Setting goals is important. Changing them is important, too

Setting clear goals or objectives is often recommended for managing (design) projects, and there are quite a few resources that should help you doing it, from designerly ones to more managerial .

It is great that goal setting gets coverage in management and design advice. But a closely related topic is neglected: Changing goals.

Goal changes happen, but often we are unequipped to deal with them. There are not many narratives that encourage goal changes. On the contrary: People we look up to cling to their goals. They overcome hurdles. They have an idea and make it work.

But changing objectives is as essential to design and innovation as setting objectives.

Empirical studies of designers show that an assumed problem and its proposed solution are intertwined; a new design will also cause a new perspective on the problem and thus an adjustment of how the problem is framed 1.

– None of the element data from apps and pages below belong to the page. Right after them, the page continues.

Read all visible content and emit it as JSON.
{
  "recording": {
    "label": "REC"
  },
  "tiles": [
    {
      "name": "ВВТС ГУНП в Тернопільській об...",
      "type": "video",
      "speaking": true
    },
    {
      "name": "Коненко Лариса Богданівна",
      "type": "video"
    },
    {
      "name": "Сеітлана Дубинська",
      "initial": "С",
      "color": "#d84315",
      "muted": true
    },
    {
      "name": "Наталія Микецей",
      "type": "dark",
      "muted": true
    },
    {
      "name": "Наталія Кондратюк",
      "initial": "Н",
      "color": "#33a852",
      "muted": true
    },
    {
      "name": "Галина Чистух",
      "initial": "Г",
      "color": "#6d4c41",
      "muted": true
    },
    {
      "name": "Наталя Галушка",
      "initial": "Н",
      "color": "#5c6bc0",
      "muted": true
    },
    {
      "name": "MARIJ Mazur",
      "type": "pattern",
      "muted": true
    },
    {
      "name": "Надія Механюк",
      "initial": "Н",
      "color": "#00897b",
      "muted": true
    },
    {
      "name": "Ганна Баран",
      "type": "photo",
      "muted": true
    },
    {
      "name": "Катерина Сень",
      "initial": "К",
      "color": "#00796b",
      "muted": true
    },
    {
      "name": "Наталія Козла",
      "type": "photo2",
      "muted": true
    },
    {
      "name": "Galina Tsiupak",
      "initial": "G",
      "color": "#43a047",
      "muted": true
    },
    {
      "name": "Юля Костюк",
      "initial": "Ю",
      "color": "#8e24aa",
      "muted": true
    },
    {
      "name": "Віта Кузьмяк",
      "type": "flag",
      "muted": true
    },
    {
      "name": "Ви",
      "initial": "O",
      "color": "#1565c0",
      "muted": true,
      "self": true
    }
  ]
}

This reframing seems to be essential for the quality of design solutions. Valkenburg and Dorst compared two design teams and showed how the more successful repeatedly developed a new understanding of the design task 2.

Approaches which strongly structure a design process and try to pursue an initially set, fixed goal until implementation (like some interpretations of »Design Thinking«) thus seem to be ill suited for the thinking and acting in design 3.

These are the implications for design. However, the problem of changing goals is also present in management, particularly if concerned with innovation.

In his Book »Technology and Change«, Donald Schön describes that innovation is often framed similar to production 4 [p. 8] : An innovation is lineary worked towards and made. But this is a myth; stories are created which suggest that people followed their goals all along 5, but those stories only work in retrospect.

Actually, innovation is partly a nonrational process 4 [p. 11] in which teams opportunistically react to unexpected 6 findings: The outcome is uncertain, the way towards it is uncertain as well.

But acting as if innovation can be planned can be nevertheless useful; it »provides direction… and a stimulus for action«4 [p. 41].

From this perspective, objectives and plans are useful tools: They can guide the process and they can help teams to work together. However, they need to be adaptable, and adaptation is not a failure, but an essential part of innovating.

Comment (added 2017-09-01): Brooks talks about a similar topic in The design of the design (ISBN 978-0201362985), Ch.9:Better Wrong than Vague: »An articulated guess beats an unspoken assumption.«, »wrong explicit assumptions are much better than vague ones. Wrong ones will perhaps be questioned; vague ones won’t.«

Comment (added 2018-01-08): “What are Plans for” gives two types of plans: Plans as programs and plans as communication. Plans as program means that plans are seen as fixed, once they are made and started to executed, they are followed: “Plans are abstract mathematical entities”. In Plans as communication plans are not executed, they are used. The “communication” here means that plans are used to get information useful in the situation as the answer you get when asking “Can you tell me where I can find the train station”. Agre, Philip E., and David Chapman. 1990. “What Are Plans For?” Robotics and Autonomous Systems 6 (1–2):17–34.

  1. Dorst, Kees, and Nigel Cross. 2001. “Creativity in the Design Process: Co-Evolution of Problem–solution.” Design Studies 22 (5): 425–37. doi:10.1016/S0142-694X(01)00009-6. 

  2. Valkenburg, Rianne, and Kees Dorst. 1998. “The Reflective Practice of Design Teams.” Design Studies 19 (3): 249–71. doi:10.1016/S0142-694X(98)00011-8. 

  3. Guindon, Raymonde. 1990. “Designing the Design Process: Exploiting Opportunistic Thoughts.” Hum.-Comput. Interact. 5 (2): 305–44. 

  4. Schon, Donald A. 1967. Technology and Change. First Edition. Pergamon Press. 

  5. Weick, Karl E. 1995. Sensemaking in Organizations. SAGE. 

  6. I found it interesting in this context that Karl Popper uses the non-predictability of scientific progress as an argument against the idea that history follows predictable patterns. See the foreword of Popper, Karl. 2002. The Poverty of Historicism. 2 Rev ed. London: Routledge. This makes our university culture of grants and plans with quasi promised outcomes look like a common delusion.